There are no animal rights in the South African bushveld. No medical care for the sickly, no protection for the weak. Here, a faltering stumble quickly catches the eye of the hungry lioness. A bolt of amber fur streaks through the dry grass, aiming for the throat. Unlike her tame domestic counterpart, this cat does not toy with her prey. The kill is quick and the smell of fresh blood fills the air. Her cubs will have meat tonight.
The male with his shaggy mane gets first choice and the most succulent tidbits. The hunter mother and her cubs must wait. Male chauvinism rules.
From the safety of the open Land Rover, we watch. Once the lions have eaten their fill, the hyenas and the vultures will ensure that not a morsel is wasted. This if life before civilization. Killing is not a sport, it is a mechanism for survival.
The game rangers are wary.
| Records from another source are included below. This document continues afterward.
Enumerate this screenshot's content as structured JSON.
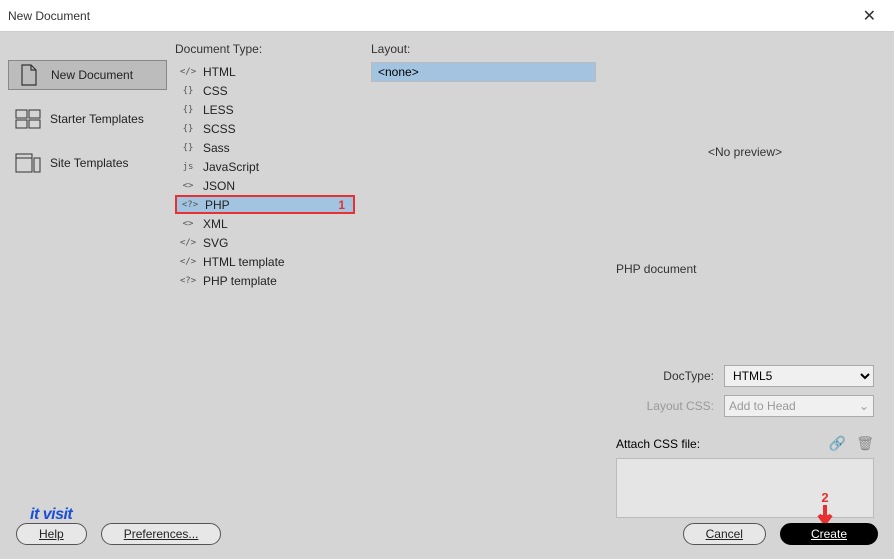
{
  "window": {
    "title": "New Document"
  },
  "sidebar": {
    "items": [
      {
        "label": "New Document",
        "selected": true
      },
      {
        "label": "Starter Templates",
        "selected": false
      },
      {
        "label": "Site Templates",
        "selected": false
      }
    ]
  },
  "doctype": {
    "heading": "Document Type:",
    "items": [
      {
        "icon": "</>",
        "label": "HTML"
      },
      {
        "icon": "{}",
        "label": "CSS"
      },
      {
        "icon": "{}",
        "label": "LESS"
      },
      {
        "icon": "{}",
        "label": "SCSS"
      },
      {
        "icon": "{}",
        "label": "Sass"
      },
      {
        "icon": "js",
        "label": "JavaScript"
      },
      {
        "icon": "<>",
        "label": "JSON"
      },
      {
        "icon": "<?>",
        "label": "PHP",
        "selected": true,
        "annotation": "1"
      },
      {
        "icon": "<>",
        "label": "XML"
      },
      {
        "icon": "</>",
        "label": "SVG"
      },
      {
        "icon": "</>",
        "label": "HTML template"
      },
      {
        "icon": "<?>",
        "label": "PHP template"
      }
    ]
  },
  "layout": {
    "heading": "Layout:",
    "items": [
      {
        "label": "<none>",
        "selected": true
      }
    ]
  },
  "preview": {
    "no_preview": "<No preview>",
    "description": "PHP document"
  },
  "form": {
    "doctype_label": "DocType:",
    "doctype_value": "HTML5",
    "layoutcss_label": "Layout CSS:",
    "layoutcss_value": "Add to Head",
    "attach_label": "Attach CSS file:"
  },
  "annotations": {
    "arrow_number": "2"
  },
  "branding": {
    "logo": "it visit"
  },
  "footer": {
    "help": "Help",
    "preferences": "Preferences...",
    "cancel": "Cancel",
    "create": "Create"
  }
}
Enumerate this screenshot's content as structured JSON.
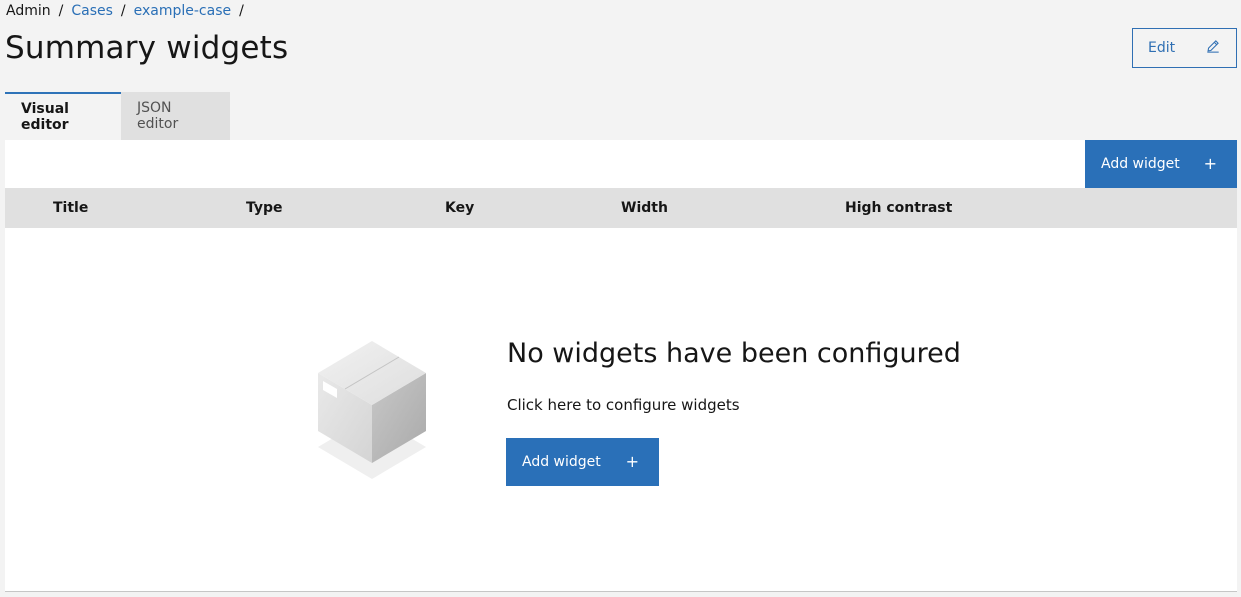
{
  "breadcrumb": {
    "items": [
      {
        "label": "Admin",
        "link": false
      },
      {
        "label": "Cases",
        "link": true
      },
      {
        "label": "example-case",
        "link": true
      }
    ],
    "separator": "/"
  },
  "header": {
    "title": "Summary widgets",
    "edit_label": "Edit",
    "edit_icon": "pencil-icon"
  },
  "tabs": [
    {
      "label": "Visual editor",
      "active": true
    },
    {
      "label": "JSON editor",
      "active": false
    }
  ],
  "toolbar": {
    "add_label": "Add widget",
    "add_icon": "+"
  },
  "table": {
    "columns": [
      "Title",
      "Type",
      "Key",
      "Width",
      "High contrast"
    ]
  },
  "empty_state": {
    "title": "No widgets have been configured",
    "subtitle": "Click here to configure widgets",
    "button_label": "Add widget",
    "button_icon": "+",
    "illustration": "box-icon"
  },
  "colors": {
    "accent": "#2a70b8",
    "link": "#2a6fb6",
    "background": "#f3f3f3",
    "header_row": "#e0e0e0"
  }
}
Their powerful spotlights illuminate the scene, but every so often they flicker discreetly through the shadows. The antelope have long since fled, so there is no chance now of blinding them and weakening their defences. I suddenly feel very vulnerable, with only the night air between me and invisible, hidden, predatory eyes. For a hungry wild cat, the jump from the ground (or the nearest tree) onto the open topped vehicle is a very short one.
The drive back to the lodge is slow. There is no road. The driver stops so we can take a better look at the wide-eyed bush babies staring at us from the trees.
And then, it’s back to reality. Electric lighting. A comfortable room with running water in the en-suite bathroom. Drinks and conversation in the bar. An elegant meal under a jet black sky studded with stars too numerous to count. The milky way spills across the heavens.
Is this the same kind of buck the lions were eating? I ‘ll have the salad tonight, thank you.
Perhaps later we’ll wander down to the “hide” with our wineglasses, close the door and watch through the window to see who comes to drink at the remains of the waterhole. Someone saw a leopard here just the other night. Perhaps tonight it will be a cheetah, a civet, an African wildcat.
At dawn, of course, it will be crowded. Kudu, springbok, gemsbok, eland – all will make their way to sip at the precious drops in the tiny, muddy pool.
By then, of course, we will be on the Land Rover again, perhaps in the company of elephants towering above us, perhaps backing cautiously away from a rhino on the rampage. The baboons may
be out in their numbers, or perhaps we’ll find a cheetah just lying in the road.
The giraffes nibble at the tender tops of the trees. The zebras gnaw at the unpalatable grasses which only they can tolerate. The air hums with insect life. The countryside is dry. Too dry. It makes the animals easier to see – good for me, not so good for the ever-watchful herds sniffing for the scent of predators upwind.
We’re back for breakfast before the sun rises too high in the sky. Then, like the animals beyond the boundary fences, we too retreat to the shade, hiding from the harsh sun. An icy beer, a cold pool and a lazy deckchair make for perfect relaxation.
I awaken to the sound of thunder rumbling through my soul. Thick, dark clouds fill the sky. Suddenly, lightning cleaves the horizon in two. Before I can grab my towel and rush inside, the first big drops fall heavily to the ground. A cheer erupts all around me. It is raining!
Rain here does not fall, it plummets in sheets. It looks like a solid wall of water out there. Tomorrow, there will be tender green shoots in the bushveld. The hippos will be able to wallow in the river, snorting their pleasure. Waterholes will reappear, and with them, new herds that wandered elsewhere in search of water, and life.
And I will return to the city, with its concrete and its exhaust fumes, its traffic, its crowds and its fast foods. At least, my body will. A small part of my soul will stay here, in the African wild, calling to me at night in my dreams.